**Aim of the task**
Where in the entries below does "duration" appear? Copy every line that has it.

**Data to examine**

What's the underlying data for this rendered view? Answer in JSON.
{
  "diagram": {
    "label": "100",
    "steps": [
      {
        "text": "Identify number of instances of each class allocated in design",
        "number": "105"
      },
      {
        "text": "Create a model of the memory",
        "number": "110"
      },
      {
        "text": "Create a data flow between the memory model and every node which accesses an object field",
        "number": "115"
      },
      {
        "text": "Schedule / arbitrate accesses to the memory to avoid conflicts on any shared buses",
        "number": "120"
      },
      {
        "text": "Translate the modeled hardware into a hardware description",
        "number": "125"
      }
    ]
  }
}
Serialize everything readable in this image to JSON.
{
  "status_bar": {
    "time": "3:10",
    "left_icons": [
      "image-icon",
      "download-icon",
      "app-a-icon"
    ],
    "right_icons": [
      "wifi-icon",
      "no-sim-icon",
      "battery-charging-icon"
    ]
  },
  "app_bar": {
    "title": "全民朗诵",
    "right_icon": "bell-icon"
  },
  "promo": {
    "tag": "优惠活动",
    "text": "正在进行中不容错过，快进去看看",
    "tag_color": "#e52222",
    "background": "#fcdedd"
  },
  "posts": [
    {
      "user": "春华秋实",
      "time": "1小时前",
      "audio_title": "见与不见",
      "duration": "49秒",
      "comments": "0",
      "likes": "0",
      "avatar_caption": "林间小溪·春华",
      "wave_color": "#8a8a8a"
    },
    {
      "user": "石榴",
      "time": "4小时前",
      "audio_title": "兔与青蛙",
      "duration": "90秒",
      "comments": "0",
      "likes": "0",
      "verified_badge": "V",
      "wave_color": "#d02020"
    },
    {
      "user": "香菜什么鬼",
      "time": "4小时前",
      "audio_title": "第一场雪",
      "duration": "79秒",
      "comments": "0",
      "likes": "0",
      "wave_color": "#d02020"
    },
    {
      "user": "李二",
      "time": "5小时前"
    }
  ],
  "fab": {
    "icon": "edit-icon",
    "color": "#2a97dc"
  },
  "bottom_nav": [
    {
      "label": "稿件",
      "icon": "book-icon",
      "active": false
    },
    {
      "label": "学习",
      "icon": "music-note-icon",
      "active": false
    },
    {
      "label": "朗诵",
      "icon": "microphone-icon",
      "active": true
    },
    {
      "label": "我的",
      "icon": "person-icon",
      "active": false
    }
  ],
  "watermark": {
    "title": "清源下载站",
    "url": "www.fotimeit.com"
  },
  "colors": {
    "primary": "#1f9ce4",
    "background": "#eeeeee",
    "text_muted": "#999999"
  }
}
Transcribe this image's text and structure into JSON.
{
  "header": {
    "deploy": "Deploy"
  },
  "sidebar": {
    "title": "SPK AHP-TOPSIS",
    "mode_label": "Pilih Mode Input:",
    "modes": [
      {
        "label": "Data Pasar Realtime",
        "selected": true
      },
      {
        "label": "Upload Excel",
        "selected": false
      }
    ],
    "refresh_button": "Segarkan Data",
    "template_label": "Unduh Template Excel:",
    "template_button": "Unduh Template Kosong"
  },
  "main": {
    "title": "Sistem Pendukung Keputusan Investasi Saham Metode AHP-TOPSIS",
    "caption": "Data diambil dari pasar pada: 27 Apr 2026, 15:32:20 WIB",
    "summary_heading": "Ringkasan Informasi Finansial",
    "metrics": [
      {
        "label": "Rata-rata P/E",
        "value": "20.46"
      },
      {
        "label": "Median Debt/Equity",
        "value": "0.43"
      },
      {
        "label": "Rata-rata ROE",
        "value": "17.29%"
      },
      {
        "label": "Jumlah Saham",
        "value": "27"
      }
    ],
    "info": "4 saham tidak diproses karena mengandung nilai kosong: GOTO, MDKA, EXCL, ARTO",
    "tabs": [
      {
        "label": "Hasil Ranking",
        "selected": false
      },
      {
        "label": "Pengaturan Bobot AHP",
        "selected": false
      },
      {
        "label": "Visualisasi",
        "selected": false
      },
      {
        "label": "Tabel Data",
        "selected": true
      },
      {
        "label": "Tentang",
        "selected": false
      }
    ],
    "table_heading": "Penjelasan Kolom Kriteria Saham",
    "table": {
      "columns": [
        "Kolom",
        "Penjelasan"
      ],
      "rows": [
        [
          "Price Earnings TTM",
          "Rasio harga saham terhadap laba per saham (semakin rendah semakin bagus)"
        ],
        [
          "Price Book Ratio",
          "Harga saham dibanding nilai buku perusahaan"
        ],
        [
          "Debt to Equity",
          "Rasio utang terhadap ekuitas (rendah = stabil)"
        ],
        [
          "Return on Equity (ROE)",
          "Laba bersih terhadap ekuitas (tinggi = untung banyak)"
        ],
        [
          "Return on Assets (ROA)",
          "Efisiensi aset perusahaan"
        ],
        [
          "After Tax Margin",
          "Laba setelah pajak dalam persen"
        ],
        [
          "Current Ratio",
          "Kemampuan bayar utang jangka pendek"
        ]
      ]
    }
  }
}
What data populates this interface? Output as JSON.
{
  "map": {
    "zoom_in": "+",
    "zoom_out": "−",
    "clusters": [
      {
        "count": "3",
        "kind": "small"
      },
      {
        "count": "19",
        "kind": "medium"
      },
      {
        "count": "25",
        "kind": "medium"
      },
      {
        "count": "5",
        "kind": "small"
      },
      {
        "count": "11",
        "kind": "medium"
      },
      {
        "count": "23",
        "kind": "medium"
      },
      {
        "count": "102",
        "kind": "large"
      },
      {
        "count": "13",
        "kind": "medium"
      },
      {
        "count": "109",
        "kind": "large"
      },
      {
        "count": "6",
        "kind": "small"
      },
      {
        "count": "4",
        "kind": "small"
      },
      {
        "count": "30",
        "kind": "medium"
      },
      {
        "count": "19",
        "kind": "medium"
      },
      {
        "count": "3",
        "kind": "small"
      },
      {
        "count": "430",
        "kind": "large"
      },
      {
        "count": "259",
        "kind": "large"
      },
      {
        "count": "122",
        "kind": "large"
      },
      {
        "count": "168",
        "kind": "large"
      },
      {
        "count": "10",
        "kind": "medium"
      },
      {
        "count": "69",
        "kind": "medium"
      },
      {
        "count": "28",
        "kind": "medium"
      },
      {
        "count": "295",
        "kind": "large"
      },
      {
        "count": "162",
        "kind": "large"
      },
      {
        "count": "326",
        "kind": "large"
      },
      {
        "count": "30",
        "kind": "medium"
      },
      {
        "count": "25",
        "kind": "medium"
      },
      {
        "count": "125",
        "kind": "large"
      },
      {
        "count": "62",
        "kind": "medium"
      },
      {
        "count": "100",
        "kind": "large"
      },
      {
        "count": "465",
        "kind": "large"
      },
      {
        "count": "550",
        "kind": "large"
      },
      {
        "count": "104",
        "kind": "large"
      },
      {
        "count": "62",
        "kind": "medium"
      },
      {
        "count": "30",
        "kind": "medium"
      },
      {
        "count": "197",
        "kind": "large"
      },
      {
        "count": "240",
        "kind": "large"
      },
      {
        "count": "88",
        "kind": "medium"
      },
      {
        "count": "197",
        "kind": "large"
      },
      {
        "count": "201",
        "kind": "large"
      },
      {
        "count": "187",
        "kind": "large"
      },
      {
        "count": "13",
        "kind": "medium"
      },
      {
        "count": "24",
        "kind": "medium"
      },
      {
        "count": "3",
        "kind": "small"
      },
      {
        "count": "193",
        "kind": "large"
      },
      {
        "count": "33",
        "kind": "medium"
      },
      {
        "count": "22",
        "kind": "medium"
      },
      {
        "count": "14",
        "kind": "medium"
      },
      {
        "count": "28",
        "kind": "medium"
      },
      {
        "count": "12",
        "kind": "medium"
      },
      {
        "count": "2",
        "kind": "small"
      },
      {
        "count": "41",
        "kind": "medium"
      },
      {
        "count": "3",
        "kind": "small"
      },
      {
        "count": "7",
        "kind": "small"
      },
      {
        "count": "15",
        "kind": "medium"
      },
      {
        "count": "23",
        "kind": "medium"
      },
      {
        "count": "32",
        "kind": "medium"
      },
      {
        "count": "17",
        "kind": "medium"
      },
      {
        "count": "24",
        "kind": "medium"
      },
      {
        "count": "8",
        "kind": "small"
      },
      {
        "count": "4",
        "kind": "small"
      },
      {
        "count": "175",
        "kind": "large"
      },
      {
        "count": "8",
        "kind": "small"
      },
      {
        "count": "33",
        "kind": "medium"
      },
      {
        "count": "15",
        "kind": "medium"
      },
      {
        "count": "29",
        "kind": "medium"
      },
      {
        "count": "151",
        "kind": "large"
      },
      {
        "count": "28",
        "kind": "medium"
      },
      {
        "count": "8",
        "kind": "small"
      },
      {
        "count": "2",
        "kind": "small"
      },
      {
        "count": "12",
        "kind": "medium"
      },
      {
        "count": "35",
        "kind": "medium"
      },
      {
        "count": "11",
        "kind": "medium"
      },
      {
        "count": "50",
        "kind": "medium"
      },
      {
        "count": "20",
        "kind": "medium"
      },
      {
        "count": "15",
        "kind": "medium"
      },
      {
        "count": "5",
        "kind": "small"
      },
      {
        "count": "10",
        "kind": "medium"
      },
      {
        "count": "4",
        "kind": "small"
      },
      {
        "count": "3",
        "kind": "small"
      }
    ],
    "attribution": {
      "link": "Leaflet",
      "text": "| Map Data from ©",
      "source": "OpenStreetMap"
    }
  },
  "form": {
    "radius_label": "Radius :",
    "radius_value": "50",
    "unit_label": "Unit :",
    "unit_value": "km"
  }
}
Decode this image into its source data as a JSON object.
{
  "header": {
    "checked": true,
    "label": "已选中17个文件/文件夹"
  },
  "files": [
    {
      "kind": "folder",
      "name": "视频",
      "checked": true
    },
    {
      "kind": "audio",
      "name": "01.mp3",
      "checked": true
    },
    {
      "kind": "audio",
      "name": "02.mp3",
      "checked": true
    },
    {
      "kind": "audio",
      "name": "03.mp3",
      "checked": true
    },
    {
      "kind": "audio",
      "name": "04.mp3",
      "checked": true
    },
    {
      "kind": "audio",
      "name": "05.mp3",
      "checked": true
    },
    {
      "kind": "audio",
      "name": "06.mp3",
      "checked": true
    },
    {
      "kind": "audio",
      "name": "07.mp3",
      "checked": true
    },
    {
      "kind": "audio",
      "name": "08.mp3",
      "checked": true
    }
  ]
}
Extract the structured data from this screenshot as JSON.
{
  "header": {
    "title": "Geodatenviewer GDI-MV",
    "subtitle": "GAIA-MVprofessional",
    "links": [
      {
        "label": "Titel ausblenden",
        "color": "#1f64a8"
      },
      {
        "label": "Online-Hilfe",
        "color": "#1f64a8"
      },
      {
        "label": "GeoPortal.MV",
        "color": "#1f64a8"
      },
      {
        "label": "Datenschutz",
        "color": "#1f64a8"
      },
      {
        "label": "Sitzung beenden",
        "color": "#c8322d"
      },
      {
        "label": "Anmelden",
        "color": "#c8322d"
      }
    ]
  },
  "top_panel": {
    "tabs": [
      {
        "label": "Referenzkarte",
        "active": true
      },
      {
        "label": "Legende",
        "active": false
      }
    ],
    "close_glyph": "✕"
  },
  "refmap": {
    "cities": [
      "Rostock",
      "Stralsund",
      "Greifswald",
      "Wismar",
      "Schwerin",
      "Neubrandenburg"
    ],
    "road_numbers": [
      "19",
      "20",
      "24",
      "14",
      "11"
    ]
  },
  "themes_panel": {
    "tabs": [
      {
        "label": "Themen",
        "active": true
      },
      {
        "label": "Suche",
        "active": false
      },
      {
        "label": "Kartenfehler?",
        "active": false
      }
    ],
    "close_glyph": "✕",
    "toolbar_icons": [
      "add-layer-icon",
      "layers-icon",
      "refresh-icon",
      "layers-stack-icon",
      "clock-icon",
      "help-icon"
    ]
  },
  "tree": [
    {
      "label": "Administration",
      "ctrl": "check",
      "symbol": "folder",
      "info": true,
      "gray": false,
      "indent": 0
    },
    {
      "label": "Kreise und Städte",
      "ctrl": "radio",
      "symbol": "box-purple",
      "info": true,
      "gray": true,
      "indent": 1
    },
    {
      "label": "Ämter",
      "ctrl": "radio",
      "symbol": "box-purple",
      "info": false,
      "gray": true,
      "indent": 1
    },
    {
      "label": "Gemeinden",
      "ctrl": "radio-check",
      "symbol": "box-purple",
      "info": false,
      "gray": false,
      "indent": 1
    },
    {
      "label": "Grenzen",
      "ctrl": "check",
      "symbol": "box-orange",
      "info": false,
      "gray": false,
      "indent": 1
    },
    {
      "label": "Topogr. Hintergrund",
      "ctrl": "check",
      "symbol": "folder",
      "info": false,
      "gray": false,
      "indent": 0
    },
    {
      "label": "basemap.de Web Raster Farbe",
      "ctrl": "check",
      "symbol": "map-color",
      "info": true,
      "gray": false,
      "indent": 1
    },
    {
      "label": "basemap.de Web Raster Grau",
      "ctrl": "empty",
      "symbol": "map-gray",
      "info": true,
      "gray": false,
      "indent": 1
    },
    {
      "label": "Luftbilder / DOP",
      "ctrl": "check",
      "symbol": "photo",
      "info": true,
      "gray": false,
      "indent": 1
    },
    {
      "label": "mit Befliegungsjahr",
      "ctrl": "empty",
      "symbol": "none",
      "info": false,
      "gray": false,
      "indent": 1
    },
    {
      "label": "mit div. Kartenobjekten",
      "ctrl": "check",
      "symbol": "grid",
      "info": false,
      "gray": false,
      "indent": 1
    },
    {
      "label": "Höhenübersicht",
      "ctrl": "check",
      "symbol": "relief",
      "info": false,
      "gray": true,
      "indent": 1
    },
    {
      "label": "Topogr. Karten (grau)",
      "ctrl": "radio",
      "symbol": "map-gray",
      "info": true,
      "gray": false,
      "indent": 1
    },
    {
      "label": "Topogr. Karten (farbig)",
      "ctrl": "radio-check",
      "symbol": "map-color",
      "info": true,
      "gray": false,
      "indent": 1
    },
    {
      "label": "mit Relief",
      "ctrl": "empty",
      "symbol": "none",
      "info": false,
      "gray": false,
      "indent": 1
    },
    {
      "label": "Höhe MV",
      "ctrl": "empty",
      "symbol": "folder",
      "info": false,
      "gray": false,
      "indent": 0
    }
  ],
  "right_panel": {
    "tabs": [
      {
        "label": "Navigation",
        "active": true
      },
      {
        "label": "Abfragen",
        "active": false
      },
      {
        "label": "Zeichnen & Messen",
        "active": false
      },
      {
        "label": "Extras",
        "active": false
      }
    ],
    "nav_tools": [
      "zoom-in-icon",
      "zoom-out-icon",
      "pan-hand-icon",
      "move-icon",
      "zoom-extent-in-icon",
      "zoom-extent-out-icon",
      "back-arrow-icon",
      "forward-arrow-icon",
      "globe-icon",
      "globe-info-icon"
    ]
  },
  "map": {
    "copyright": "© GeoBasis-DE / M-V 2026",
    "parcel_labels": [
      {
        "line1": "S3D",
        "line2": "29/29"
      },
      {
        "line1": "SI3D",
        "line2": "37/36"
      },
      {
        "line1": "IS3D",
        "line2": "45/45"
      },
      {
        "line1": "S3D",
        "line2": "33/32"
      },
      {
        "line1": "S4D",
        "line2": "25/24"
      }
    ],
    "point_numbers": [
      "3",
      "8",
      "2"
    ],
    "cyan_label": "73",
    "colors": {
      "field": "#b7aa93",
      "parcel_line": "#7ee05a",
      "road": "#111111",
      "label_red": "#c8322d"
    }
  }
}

**Result of this exercise**
      "duration": "49秒",
      "duration": "90秒",
      "duration": "79秒",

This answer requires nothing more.